- EXERCISE DETAILS:
Set down the entries once more, exactly as they are written.
**** RECORDS TO PROCESS
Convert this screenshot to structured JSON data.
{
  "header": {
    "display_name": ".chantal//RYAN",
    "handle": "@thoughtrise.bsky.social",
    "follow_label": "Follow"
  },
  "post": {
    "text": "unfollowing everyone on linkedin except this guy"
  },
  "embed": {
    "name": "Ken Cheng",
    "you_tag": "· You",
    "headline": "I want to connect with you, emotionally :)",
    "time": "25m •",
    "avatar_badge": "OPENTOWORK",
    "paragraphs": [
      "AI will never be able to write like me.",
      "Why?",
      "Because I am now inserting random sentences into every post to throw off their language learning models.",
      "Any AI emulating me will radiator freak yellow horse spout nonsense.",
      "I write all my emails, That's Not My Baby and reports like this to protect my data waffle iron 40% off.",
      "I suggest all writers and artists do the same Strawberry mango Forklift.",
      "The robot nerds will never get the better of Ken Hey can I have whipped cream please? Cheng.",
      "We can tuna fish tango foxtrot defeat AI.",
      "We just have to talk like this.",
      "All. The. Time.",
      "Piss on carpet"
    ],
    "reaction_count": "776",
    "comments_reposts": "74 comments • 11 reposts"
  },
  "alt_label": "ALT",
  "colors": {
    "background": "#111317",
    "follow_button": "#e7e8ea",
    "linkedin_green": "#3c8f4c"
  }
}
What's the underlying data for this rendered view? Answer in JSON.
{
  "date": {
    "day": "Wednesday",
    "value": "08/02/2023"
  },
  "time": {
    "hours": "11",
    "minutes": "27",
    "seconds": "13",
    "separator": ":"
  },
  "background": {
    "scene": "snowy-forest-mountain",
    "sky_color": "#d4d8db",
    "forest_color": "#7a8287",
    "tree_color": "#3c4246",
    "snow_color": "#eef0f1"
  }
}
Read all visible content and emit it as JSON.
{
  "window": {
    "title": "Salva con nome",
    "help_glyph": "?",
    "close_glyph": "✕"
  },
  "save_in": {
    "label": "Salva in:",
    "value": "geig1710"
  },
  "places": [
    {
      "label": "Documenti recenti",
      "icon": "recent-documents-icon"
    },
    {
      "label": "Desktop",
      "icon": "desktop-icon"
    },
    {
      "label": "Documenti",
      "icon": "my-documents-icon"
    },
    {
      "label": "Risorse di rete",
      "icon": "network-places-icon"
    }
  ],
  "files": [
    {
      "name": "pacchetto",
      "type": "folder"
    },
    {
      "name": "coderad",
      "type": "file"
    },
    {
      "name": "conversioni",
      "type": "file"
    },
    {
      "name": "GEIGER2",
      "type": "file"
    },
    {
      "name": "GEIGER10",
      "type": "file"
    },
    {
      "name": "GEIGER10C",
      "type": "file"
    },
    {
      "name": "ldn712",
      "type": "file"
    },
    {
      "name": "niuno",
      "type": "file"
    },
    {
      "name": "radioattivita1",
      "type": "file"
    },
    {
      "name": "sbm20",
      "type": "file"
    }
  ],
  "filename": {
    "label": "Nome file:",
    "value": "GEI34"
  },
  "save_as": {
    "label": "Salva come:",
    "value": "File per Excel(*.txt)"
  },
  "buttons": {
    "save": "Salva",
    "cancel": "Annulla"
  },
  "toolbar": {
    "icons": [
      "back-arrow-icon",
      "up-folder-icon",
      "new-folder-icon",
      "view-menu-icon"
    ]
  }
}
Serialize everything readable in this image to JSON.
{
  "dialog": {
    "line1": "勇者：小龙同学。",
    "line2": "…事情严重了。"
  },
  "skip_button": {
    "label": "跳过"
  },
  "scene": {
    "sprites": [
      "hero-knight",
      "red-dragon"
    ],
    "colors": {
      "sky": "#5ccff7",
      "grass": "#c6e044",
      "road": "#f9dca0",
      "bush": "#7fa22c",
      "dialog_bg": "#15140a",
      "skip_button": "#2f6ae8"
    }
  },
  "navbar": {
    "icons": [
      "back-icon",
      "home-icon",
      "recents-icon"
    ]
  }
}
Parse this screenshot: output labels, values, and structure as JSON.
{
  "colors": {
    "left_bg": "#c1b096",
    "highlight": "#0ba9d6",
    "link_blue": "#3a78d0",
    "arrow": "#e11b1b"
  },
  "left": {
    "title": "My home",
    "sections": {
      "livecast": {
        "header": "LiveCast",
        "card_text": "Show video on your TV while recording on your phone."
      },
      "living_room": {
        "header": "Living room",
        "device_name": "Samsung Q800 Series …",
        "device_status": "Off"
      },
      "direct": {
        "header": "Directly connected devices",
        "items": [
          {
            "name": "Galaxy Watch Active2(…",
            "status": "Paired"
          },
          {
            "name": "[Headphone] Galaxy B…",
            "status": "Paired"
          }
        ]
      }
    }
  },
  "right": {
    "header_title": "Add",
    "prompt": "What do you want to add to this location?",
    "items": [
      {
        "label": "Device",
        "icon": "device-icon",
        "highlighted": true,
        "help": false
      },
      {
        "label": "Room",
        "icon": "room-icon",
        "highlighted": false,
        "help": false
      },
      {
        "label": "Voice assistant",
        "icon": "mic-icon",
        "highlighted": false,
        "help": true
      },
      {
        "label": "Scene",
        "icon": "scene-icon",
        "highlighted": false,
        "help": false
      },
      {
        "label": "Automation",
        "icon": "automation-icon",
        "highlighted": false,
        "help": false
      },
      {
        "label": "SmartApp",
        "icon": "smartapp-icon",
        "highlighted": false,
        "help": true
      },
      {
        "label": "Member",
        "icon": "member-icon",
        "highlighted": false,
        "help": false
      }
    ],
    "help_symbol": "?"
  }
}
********
- TASK RESULT:
Convert this screenshot to structured JSON data.
{
  "header": {
    "display_name": ".chantal//RYAN",
    "handle": "@thoughtrise.bsky.social",
    "follow_label": "Follow"
  },
  "post": {
    "text": "unfollowing everyone on linkedin except this guy"
  },
  "embed": {
    "name": "Ken Cheng",
    "you_tag": "· You",
    "headline": "I want to connect with you, emotionally :)",
    "time": "25m •",
    "avatar_badge": "OPENTOWORK",
    "paragraphs": [
      "AI will never be able to write like me.",
      "Why?",
      "Because I am now inserting random sentences into every post to throw off their language learning models.",
      "Any AI emulating me will radiator freak yellow horse spout nonsense.",
      "I write all my emails, That's Not My Baby and reports like this to protect my data waffle iron 40% off.",
      "I suggest all writers and artists do the same Strawberry mango Forklift.",
      "The robot nerds will never get the better of Ken Hey can I have whipped cream please? Cheng.",
      "We can tuna fish tango foxtrot defeat AI.",
      "We just have to talk like this.",
      "All. The. Time.",
      "Piss on carpet"
    ],
    "reaction_count": "776",
    "comments_reposts": "74 comments • 11 reposts"
  },
  "alt_label": "ALT",
  "colors": {
    "background": "#111317",
    "follow_button": "#e7e8ea",
    "linkedin_green": "#3c8f4c"
  }
}
What's the underlying data for this rendered view? Answer in JSON.
{
  "date": {
    "day": "Wednesday",
    "value": "08/02/2023"
  },
  "time": {
    "hours": "11",
    "minutes": "27",
    "seconds": "13",
    "separator": ":"
  },
  "background": {
    "scene": "snowy-forest-mountain",
    "sky_color": "#d4d8db",
    "forest_color": "#7a8287",
    "tree_color": "#3c4246",
    "snow_color": "#eef0f1"
  }
}
Read all visible content and emit it as JSON.
{
  "window": {
    "title": "Salva con nome",
    "help_glyph": "?",
    "close_glyph": "✕"
  },
  "save_in": {
    "label": "Salva in:",
    "value": "geig1710"
  },
  "places": [
    {
      "label": "Documenti recenti",
      "icon": "recent-documents-icon"
    },
    {
      "label": "Desktop",
      "icon": "desktop-icon"
    },
    {
      "label": "Documenti",
      "icon": "my-documents-icon"
    },
    {
      "label": "Risorse di rete",
      "icon": "network-places-icon"
    }
  ],
  "files": [
    {
      "name": "pacchetto",
      "type": "folder"
    },
    {
      "name": "coderad",
      "type": "file"
    },
    {
      "name": "conversioni",
      "type": "file"
    },
    {
      "name": "GEIGER2",
      "type": "file"
    },
    {
      "name": "GEIGER10",
      "type": "file"
    },
    {
      "name": "GEIGER10C",
      "type": "file"
    },
    {
      "name": "ldn712",
      "type": "file"
    },
    {
      "name": "niuno",
      "type": "file"
    },
    {
      "name": "radioattivita1",
      "type": "file"
    },
    {
      "name": "sbm20",
      "type": "file"
    }
  ],
  "filename": {
    "label": "Nome file:",
    "value": "GEI34"
  },
  "save_as": {
    "label": "Salva come:",
    "value": "File per Excel(*.txt)"
  },
  "buttons": {
    "save": "Salva",
    "cancel": "Annulla"
  },
  "toolbar": {
    "icons": [
      "back-arrow-icon",
      "up-folder-icon",
      "new-folder-icon",
      "view-menu-icon"
    ]
  }
}
Serialize everything readable in this image to JSON.
{
  "dialog": {
    "line1": "勇者：小龙同学。",
    "line2": "…事情严重了。"
  },
  "skip_button": {
    "label": "跳过"
  },
  "scene": {
    "sprites": [
      "hero-knight",
      "red-dragon"
    ],
    "colors": {
      "sky": "#5ccff7",
      "grass": "#c6e044",
      "road": "#f9dca0",
      "bush": "#7fa22c",
      "dialog_bg": "#15140a",
      "skip_button": "#2f6ae8"
    }
  },
  "navbar": {
    "icons": [
      "back-icon",
      "home-icon",
      "recents-icon"
    ]
  }
}
Parse this screenshot: output labels, values, and structure as JSON.
{
  "colors": {
    "left_bg": "#c1b096",
    "highlight": "#0ba9d6",
    "link_blue": "#3a78d0",
    "arrow": "#e11b1b"
  },
  "left": {
    "title": "My home",
    "sections": {
      "livecast": {
        "header": "LiveCast",
        "card_text": "Show video on your TV while recording on your phone."
      },
      "living_room": {
        "header": "Living room",
        "device_name": "Samsung Q800 Series …",
        "device_status": "Off"
      },
      "direct": {
        "header": "Directly connected devices",
        "items": [
          {
            "name": "Galaxy Watch Active2(…",
            "status": "Paired"
          },
          {
            "name": "[Headphone] Galaxy B…",
            "status": "Paired"
          }
        ]
      }
    }
  },
  "right": {
    "header_title": "Add",
    "prompt": "What do you want to add to this location?",
    "items": [
      {
        "label": "Device",
        "icon": "device-icon",
        "highlighted": true,
        "help": false
      },
      {
        "label": "Room",
        "icon": "room-icon",
        "highlighted": false,
        "help": false
      },
      {
        "label": "Voice assistant",
        "icon": "mic-icon",
        "highlighted": false,
        "help": true
      },
      {
        "label": "Scene",
        "icon": "scene-icon",
        "highlighted": false,
        "help": false
      },
      {
        "label": "Automation",
        "icon": "automation-icon",
        "highlighted": false,
        "help": false
      },
      {
        "label": "SmartApp",
        "icon": "smartapp-icon",
        "highlighted": false,
        "help": true
      },
      {
        "label": "Member",
        "icon": "member-icon",
        "highlighted": false,
        "help": false
      }
    ],
    "help_symbol": "?"
  }
}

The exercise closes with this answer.